Wednesday, March 20, 2013

A Student of the Hogwarts Summer Correspondence School Adopts an Owl!


 Sophie P, a student from the Hogwarts Summer Correspondence School (HSCS) has adopted an owl! After successfully completing exams about owls, and in particular our research with Saw-whets,  Sophie was awarded with a Saw-whet Owl Adoption.  

Sophie P. using her quill pen to
complete a homework assignment
Sophie recently received her adoption certificate and became a guardian of this after hatch year female owl originally banded in 2006.    Thank you for your support Sophie and good luck with your studies!

Sunday, March 17, 2013

Star Parties and Spring Sampling

Based on our random banding efforts, spring migration is variable and unpredictable as to timing and location of owls moving out of the area. Knowing that we might not detect owls is not much of an incentive to get out there!  But when there are curious people and a possibility of meeting an owl, it's a good excuse to give it a try.  This night my friend's niece, nephew and sister visiting from Texas wanted to see a saw-whet. They had supported our adopt-an-owl program, how could I say no? We set up at the Butte Creek Ecological Preserve station on March 14, 2013. Our 1.5 hours of effort produced no saw-whets, not even a toot. But, as fortune would have it, we captured a Western Screech Owl, potentially the mate of the screech owl we captured at the 2013 snow goose festival event.

The family meeting their first Western Screech Owl, just before release.
Note the excitement and smiles the little owl elicits! Photo by Carolyn Short.
Our next spring sampling event occurred during CSU Chico Reserve's spring naturalist outing "Owls and Astronomy" field trip with star-man David Samuels. We met David on March 16 2013,at the Big Chico Creek Ecological Reserve. He was equipped with 3 large scopes set up in the meadow near our OWL3 station. David educated and entertained us with his amazing knowledge of  planets, stars, nebulas, galaxies  constellations and other heavenly bodies. 

David Samuels weaving the myth surrounding the constellation Ursa Major
My favorite scope view was the Orion Nebula. In David's scope it did not have the color like the web picture below, but it was ethereal and lovely, clouds, space and stars. For star-gazing it was a wonderful evening!

Wikipedia photo of the Orion Nebula seen in the belt of the constellation Orion
Although no saw-whets were detected or captured, the combo trip was an ingenious way to introduce participants to night-time phenomena.
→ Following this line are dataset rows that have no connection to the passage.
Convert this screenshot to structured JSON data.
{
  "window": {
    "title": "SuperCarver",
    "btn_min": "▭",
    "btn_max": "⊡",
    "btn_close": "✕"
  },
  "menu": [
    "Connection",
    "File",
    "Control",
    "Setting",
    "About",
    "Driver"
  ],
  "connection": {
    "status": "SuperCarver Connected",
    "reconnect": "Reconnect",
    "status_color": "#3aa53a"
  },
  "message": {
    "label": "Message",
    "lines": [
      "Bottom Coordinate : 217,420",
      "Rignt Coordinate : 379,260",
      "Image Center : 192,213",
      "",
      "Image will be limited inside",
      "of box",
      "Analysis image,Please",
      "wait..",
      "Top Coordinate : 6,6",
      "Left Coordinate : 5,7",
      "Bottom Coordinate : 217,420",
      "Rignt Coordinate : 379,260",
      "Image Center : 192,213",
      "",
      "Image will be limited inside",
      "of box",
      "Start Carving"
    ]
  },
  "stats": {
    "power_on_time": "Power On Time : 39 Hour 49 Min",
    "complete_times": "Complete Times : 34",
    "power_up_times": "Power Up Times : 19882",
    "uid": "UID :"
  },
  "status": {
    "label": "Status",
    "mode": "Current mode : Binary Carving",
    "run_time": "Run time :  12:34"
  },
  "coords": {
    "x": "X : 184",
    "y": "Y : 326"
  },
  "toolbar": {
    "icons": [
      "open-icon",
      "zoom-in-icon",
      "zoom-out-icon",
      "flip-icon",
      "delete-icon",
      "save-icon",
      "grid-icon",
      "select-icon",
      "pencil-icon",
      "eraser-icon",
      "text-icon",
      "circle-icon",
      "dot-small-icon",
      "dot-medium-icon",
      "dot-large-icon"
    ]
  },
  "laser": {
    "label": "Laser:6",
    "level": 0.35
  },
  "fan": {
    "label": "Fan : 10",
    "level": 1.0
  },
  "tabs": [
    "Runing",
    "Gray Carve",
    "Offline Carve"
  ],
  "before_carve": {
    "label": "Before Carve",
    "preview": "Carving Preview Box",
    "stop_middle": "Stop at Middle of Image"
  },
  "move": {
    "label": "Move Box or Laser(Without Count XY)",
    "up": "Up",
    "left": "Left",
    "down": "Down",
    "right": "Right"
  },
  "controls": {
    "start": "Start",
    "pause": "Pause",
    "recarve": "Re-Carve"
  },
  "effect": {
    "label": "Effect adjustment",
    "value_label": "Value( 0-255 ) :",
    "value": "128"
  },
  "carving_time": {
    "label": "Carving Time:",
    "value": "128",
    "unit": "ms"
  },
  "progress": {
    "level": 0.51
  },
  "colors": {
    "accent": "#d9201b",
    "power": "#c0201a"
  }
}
The owl team gleaned more data for our spring migration sampling; no detections could mean owls have already moved on from their wintering grounds to their breeding grounds.